» PROBLEM DETAILS
The answer is the set of lines that include "time", copied from the data below.

BEGIN

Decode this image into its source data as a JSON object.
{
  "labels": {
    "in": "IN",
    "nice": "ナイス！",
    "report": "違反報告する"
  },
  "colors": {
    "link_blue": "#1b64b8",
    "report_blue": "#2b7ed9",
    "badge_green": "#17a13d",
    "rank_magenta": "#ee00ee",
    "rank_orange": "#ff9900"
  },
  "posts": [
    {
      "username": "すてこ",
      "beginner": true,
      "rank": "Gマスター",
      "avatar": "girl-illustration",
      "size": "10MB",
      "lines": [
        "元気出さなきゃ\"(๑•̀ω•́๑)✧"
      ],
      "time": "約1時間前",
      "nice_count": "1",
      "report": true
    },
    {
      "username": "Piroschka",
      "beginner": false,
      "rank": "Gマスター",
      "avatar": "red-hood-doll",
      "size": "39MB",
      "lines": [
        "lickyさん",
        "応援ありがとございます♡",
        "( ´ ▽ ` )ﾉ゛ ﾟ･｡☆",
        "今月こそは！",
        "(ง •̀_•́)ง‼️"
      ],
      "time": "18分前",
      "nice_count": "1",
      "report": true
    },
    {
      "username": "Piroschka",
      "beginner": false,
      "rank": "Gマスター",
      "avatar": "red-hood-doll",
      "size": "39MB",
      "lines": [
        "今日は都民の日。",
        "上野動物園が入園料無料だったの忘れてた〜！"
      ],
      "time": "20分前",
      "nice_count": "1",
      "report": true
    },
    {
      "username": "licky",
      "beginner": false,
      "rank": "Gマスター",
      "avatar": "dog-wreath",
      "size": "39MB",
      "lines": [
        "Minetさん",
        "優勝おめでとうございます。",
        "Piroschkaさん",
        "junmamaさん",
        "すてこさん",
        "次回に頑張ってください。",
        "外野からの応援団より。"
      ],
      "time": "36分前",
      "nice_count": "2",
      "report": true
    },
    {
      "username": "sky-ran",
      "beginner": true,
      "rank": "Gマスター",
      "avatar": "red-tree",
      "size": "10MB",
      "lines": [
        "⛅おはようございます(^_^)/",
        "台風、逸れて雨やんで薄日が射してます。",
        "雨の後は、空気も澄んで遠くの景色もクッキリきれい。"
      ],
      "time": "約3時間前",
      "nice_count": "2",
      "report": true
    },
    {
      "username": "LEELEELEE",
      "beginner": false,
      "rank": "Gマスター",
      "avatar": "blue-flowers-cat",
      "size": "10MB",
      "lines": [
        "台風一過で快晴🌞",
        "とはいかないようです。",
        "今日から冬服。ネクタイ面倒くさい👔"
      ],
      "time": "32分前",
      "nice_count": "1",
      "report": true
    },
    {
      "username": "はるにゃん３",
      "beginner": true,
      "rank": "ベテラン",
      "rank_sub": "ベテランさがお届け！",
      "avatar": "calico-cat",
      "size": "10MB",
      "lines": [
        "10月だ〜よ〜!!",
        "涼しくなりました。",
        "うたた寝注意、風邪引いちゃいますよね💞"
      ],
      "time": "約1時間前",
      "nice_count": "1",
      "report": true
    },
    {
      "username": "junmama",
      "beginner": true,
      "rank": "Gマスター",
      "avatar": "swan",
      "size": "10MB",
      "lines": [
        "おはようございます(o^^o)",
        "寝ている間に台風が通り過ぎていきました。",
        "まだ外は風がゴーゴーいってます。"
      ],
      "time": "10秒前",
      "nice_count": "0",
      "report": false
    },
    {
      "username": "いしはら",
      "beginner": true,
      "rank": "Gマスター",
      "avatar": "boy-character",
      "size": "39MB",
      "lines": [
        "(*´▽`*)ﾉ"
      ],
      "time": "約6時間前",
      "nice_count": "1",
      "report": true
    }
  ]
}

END

» EXPECTED OUTPUT
      "time": "約1時間前",
      "time": "18分前",
      "time": "20分前",
      "time": "36分前",
      "time": "約3時間前",
      "time": "32分前",
      "time": "約1時間前",
      "time": "10秒前",
      "time": "約6時間前",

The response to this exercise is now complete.